John Kennedy came to Oklahoma only twice as President: early in 1963, for the funeral of Senator Robert Kerr and 14 months earlier, 52 years ago this week, on October 29, 1961. He came to dedicate a two-lane country highway in a LeFlore County mountain hollow.
The world will remember President Kennedy next month for the way he died a half-century ago, but there are Oklahomans who remember vitality and promise, who saw it up-close and have never forgotten, who recall the day the future seemed filled with possibility, when Camelot was shiny and new.
That day, the President came to Big Cedar.
It took a lot of work to cut a path over the Kiamichi's, a road that opened the way to Broken Bow and Idabel. It brought a great sense of pride to this forgotten corner of Oklahoma.
And one October Sunday, not soon after it was finished, it brought the President of the United States.
The big Army helicopter lumbered over the mountain and touched down in Big Cedar, a country crossroads that was suddenly the center of the world.
Sheila Bolton was there, 13 years old.
"Everyone you talked to was, they were gonna go that day, they were gonna be there, it would be their only chance to ever see a President in person," Bolton said.
John Kennedy had come at the invitation of Senator Robert Kerr.
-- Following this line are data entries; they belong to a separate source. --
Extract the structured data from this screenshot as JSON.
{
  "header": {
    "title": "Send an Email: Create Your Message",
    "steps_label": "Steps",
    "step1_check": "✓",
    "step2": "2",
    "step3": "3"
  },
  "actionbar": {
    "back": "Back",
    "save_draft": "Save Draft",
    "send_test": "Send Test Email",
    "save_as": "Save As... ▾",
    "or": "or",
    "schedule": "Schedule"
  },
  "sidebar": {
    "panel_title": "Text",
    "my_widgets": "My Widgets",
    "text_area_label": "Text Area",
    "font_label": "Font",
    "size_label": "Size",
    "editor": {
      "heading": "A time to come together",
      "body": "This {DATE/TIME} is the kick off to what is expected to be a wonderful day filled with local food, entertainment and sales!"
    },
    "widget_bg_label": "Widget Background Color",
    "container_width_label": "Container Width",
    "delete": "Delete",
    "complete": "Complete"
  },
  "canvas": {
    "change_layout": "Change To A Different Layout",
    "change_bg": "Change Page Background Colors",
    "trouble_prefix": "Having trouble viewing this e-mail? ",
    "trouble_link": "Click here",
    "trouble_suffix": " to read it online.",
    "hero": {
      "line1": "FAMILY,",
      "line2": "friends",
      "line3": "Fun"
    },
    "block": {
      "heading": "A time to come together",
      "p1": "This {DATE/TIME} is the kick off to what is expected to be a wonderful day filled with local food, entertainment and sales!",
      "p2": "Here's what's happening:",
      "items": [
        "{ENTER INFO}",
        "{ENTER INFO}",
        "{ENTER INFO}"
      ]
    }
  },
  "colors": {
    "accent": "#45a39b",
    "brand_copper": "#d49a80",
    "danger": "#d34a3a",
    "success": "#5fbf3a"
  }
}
Kerr family lore says the visit was in return for the Senator's vote on a Medicaid bill.
The politics didn't matter to an 11-year-old Martie Wisdom.
"It's something you'll never forget," Wisdom said.
The President climbed aboard a flat-bed trailer and looked out across a field filled with 25,000 people.
"I am proud to come to Oklahoma," he said.
He spoke for six minutes, in a state just 30 years distant from the Dustbowl migration.
"Now, the citizens of Oklahoma stay in Oklahoma. Now, they recognize the opportunities that are to be found in this state," Kennedy proclaimed.
The podium the President stood behind was brand new. A few weeks before, Willard Henson, woodworking teacher at Heavener High School, had pulled aside his top senior and told Stanley Fowler he had a project for him.
"But he told me that I could have someone help me with it. And he suggested Cecil," Fowler said.
Cecil Ollar was a 15-year-old sophomore.
"The magnitude didn't sit on me at the time, but the excitement of it did," Ollar said.
Stanley and Cecil gave that podium their all; perfectly joined ash wood.
And when the President ended his remarks and stepped from behind it, he signed his name to it, then cut a ribbon, stepped back onto the highway and moved along a fence, touching Sheila Bolton's hand.
She told her mother she'd never wash it again.
"I did! I hollered, 'I got him,'" Bolton said.
The President traveled on to Senator Kerr's ranch in Poteau. There, he was treated to a mock auction of some of Kerr's prized black angus.
Winfred Burden can see him still, the President who took the time to shake every cowboy's hand, and ask each of their names.
"Got my picture in the paper mounted with him. I was the only cowboy in the outfit that got their picture mounted," Burden said.
It's a clipping he carries still, 21 years old on a little gray mare. It's yellowed with age, but brimming with pride.
"I bragged just a little bit about it, you know," Burden said.
Ever-so-briefly, they could all brag, until another presidential trip to Texas, until the 1960's cascaded down upon them.
All those thousands who stood there that day was marked three years after Dallas with a monument, overgrown and forgotten now.
Stanley and Cecil's podium ended up at the Oklahoma History Museum in the capitol city, where we found it stored in the basement. It's still sturdy as the day two teenagers built it with pride, still bearing a signature of the man who came to remind them all they, too, had a place at the national table--that day the President came to Big Cedar.
"I don't ever ride through this road that I don't look and remember," Burden said.